  4. Harrelson, Cheryl C; Rawlins, C. L; and Potyondy John P. (1994, April). Stream Channel Reference Sites. Retreived December 11, 2009, from USDA website: http://www.stream.fs.fed.us/publications/PDFs/RM245E.PDF
  5. Klunne, Wim Jonker. (2009, June). Hydropower Basics: Measurement of Flow. Retrieved November 4, 2009, from Microhydropower website: http://microhydropower.net/basics/flow.php
  6. Wikipedia. (2009, October). Weir. Retrieved November 4, 2009, from Wikipedia website: http://en.wikipedia.org/wiki/Weir
  7. Geo-Scientific Ltd. (2001). Flow and Current Meters. Retrieved November 7, 2009, from Geo-Scientific Ltd. website: http://www.geoscientific.com/flowcurrent/index.html
  8. Cahner Publishing Company. (1984, November 21). Liquid Flowmeters. Retrieved October 28, 2009, from Omega Engineering website: http://www.omega.com/techref/flowcontrol.html

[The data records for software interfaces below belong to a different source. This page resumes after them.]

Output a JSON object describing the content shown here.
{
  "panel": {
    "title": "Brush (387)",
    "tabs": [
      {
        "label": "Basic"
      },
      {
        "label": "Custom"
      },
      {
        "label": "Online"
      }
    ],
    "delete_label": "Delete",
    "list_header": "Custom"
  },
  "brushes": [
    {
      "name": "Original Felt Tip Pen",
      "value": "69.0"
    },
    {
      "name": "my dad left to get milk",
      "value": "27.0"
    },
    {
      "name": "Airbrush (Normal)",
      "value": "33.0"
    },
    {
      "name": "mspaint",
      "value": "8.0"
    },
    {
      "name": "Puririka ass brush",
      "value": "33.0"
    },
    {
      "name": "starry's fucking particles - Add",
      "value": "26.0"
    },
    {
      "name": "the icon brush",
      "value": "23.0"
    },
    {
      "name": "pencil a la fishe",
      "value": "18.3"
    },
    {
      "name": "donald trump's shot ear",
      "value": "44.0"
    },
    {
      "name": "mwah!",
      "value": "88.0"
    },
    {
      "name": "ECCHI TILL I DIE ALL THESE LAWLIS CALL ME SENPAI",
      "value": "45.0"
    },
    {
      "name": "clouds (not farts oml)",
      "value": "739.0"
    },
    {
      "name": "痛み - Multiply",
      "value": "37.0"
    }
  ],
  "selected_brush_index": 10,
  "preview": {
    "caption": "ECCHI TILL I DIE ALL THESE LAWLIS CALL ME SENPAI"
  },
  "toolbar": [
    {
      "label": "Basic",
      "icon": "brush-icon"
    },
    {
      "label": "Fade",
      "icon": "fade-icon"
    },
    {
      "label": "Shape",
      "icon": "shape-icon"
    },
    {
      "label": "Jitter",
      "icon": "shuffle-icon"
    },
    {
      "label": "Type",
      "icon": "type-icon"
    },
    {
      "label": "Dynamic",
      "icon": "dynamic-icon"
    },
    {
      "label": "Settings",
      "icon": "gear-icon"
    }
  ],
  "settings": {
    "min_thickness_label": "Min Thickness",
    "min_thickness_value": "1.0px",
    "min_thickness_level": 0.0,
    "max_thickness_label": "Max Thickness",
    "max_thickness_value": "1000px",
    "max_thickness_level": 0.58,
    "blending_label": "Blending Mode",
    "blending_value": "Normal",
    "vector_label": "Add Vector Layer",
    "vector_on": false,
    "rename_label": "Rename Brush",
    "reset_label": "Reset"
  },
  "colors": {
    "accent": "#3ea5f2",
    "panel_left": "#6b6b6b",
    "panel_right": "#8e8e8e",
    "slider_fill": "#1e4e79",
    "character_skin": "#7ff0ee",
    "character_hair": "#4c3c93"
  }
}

  9. Geo Scientific Ltd. (2001). Global Flow Probe. Retrieved November 7, 2009, from Geo Scientific Ltd. website: http://www.geoscientific.com/flowcurrent/Flow_Probe.html
  10. Geo Scientific Ltd. (2001). Swoffer Current Meter. Retrieved November 4, 2009, from Geo Scientific Ltd. website: http://www.geoscientific.com/flowcurrent/Swoffer2100_CurrentMeter.html